▶ _WORK ORDER_:
From the entries that follow, work out how many lines contain "more". Write the number only.

▶ _INPUT FOR THIS TASK_:
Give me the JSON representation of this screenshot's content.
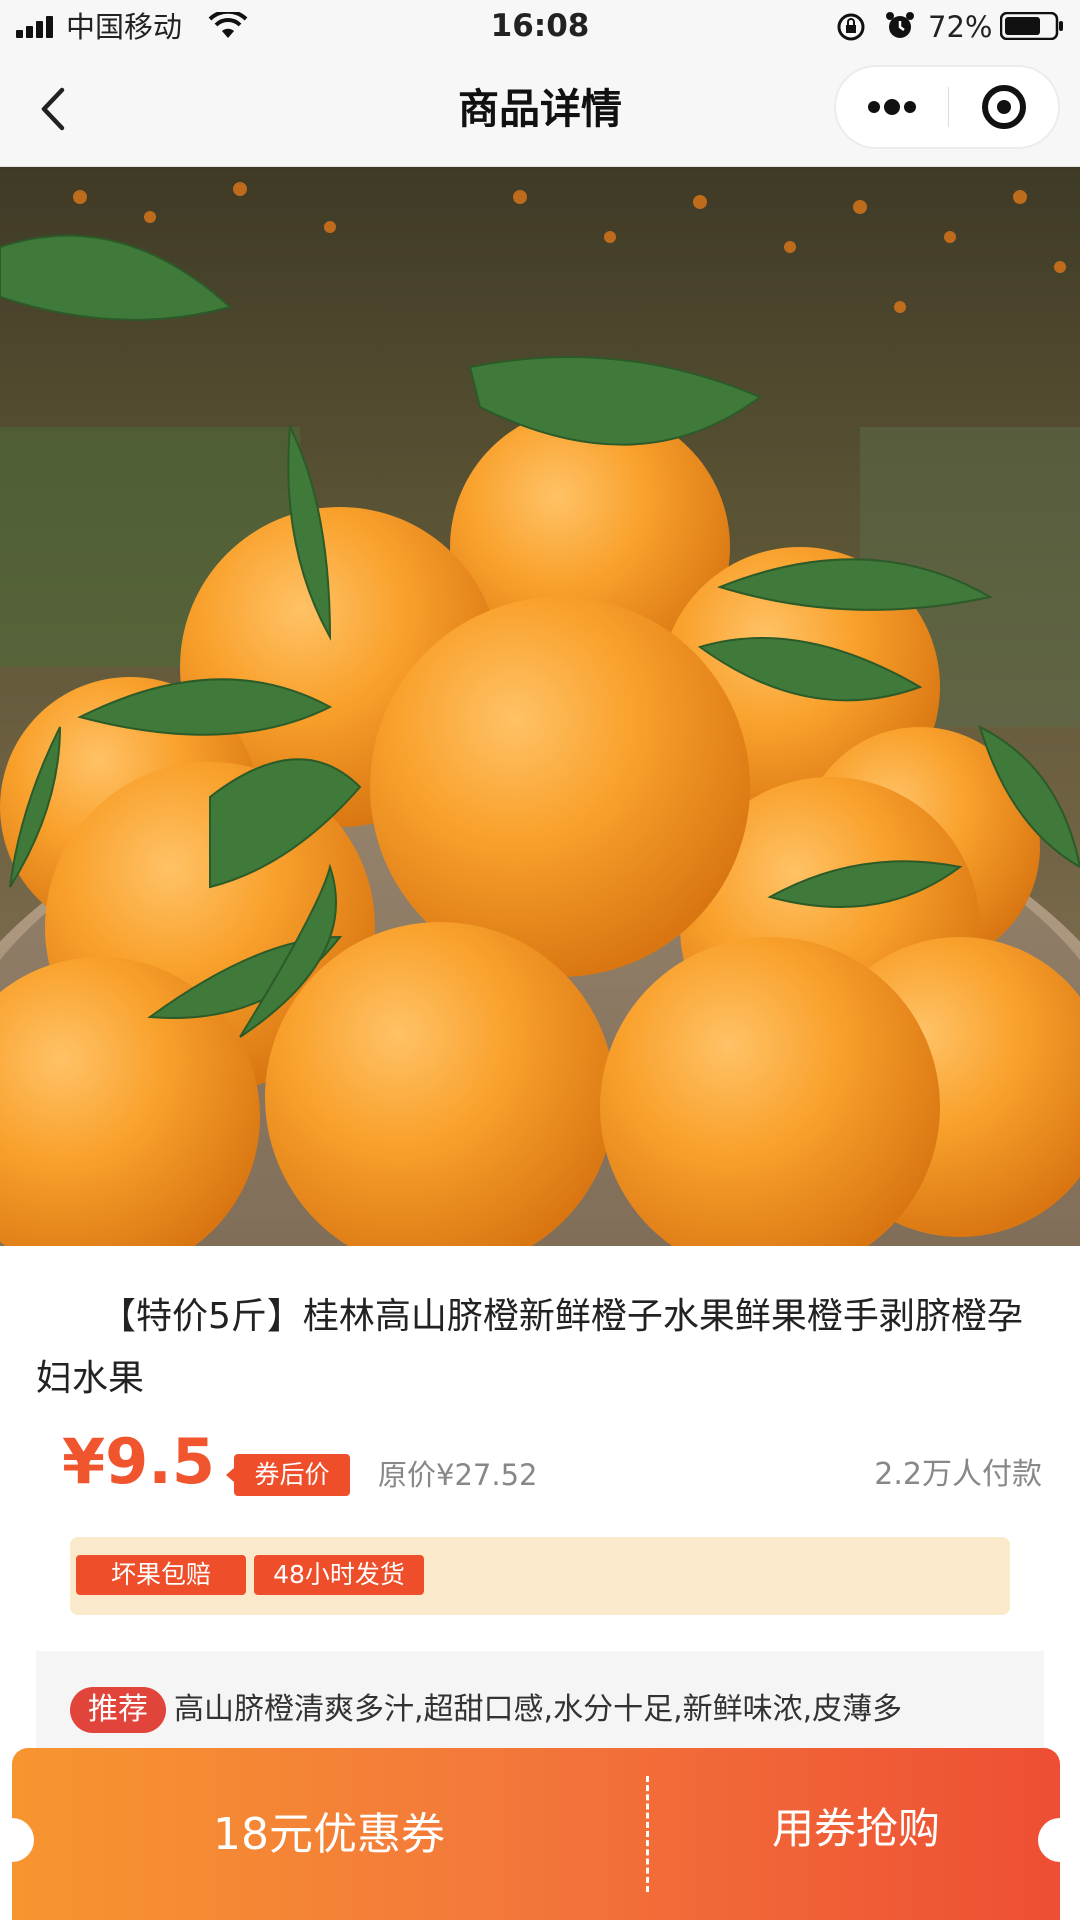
{
  "status_bar": {
    "carrier": "中国移动",
    "time": "16:08",
    "battery_percent": "72%",
    "battery_level": 0.72
  },
  "nav": {
    "title": "商品详情"
  },
  "product": {
    "title": "【特价5斤】桂林高山脐橙新鲜橙子水果鲜果橙手剥脐橙孕妇水果",
    "price": "¥9.5",
    "price_tag": "券后价",
    "original_price": "原价¥27.52",
    "sales": "2.2万人付款",
    "services": [
      "坏果包赔",
      "48小时发货"
    ],
    "recommend_badge": "推荐",
    "recommend_text": "高山脐橙清爽多汁,超甜口感,水分十足,新鲜味浓,皮薄多"
  },
  "coupon_bar": {
    "coupon_label": "18元优惠券",
    "buy_label": "用券抢购"
  },
  "colors": {
    "accent": "#ee4f2a",
    "price": "#f0552e",
    "service_bg": "#faeacb",
    "gradient_start": "#f7952f",
    "gradient_end": "#ee4e34"
  }
}
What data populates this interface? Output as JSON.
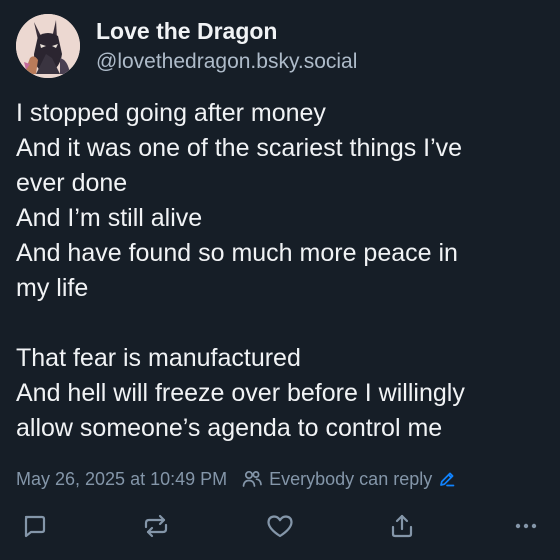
{
  "author": {
    "display_name": "Love the Dragon",
    "handle": "@lovethedragon.bsky.social",
    "avatar_icon": "dragon-avatar"
  },
  "post": {
    "lines": [
      "I stopped going after money",
      "And it was one of the scariest things I’ve",
      "ever done",
      "And I’m still alive",
      "And have found so much more peace in",
      "my life",
      "",
      "That fear is manufactured",
      "And hell will freeze over before I willingly",
      "allow someone’s agenda to control me"
    ],
    "timestamp": "May 26, 2025 at 10:49 PM",
    "reply_setting": "Everybody can reply"
  },
  "actions": [
    {
      "name": "reply",
      "icon": "reply-icon"
    },
    {
      "name": "repost",
      "icon": "repost-icon"
    },
    {
      "name": "like",
      "icon": "heart-icon"
    },
    {
      "name": "share",
      "icon": "share-icon"
    },
    {
      "name": "more",
      "icon": "more-icon"
    }
  ],
  "colors": {
    "background": "#161e27",
    "text": "#f1f3f5",
    "muted": "#8496a9",
    "accent": "#1083fe"
  }
}
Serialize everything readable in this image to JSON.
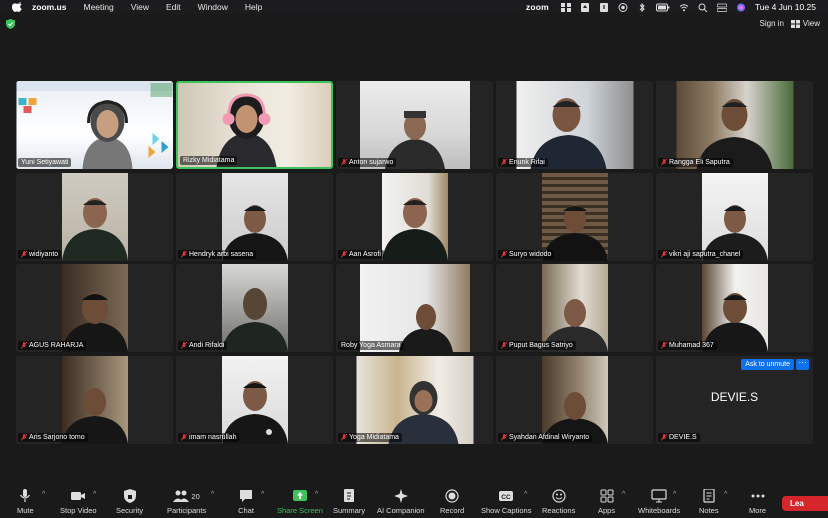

▶ _SOLUTION FOR THIS TASK_:
3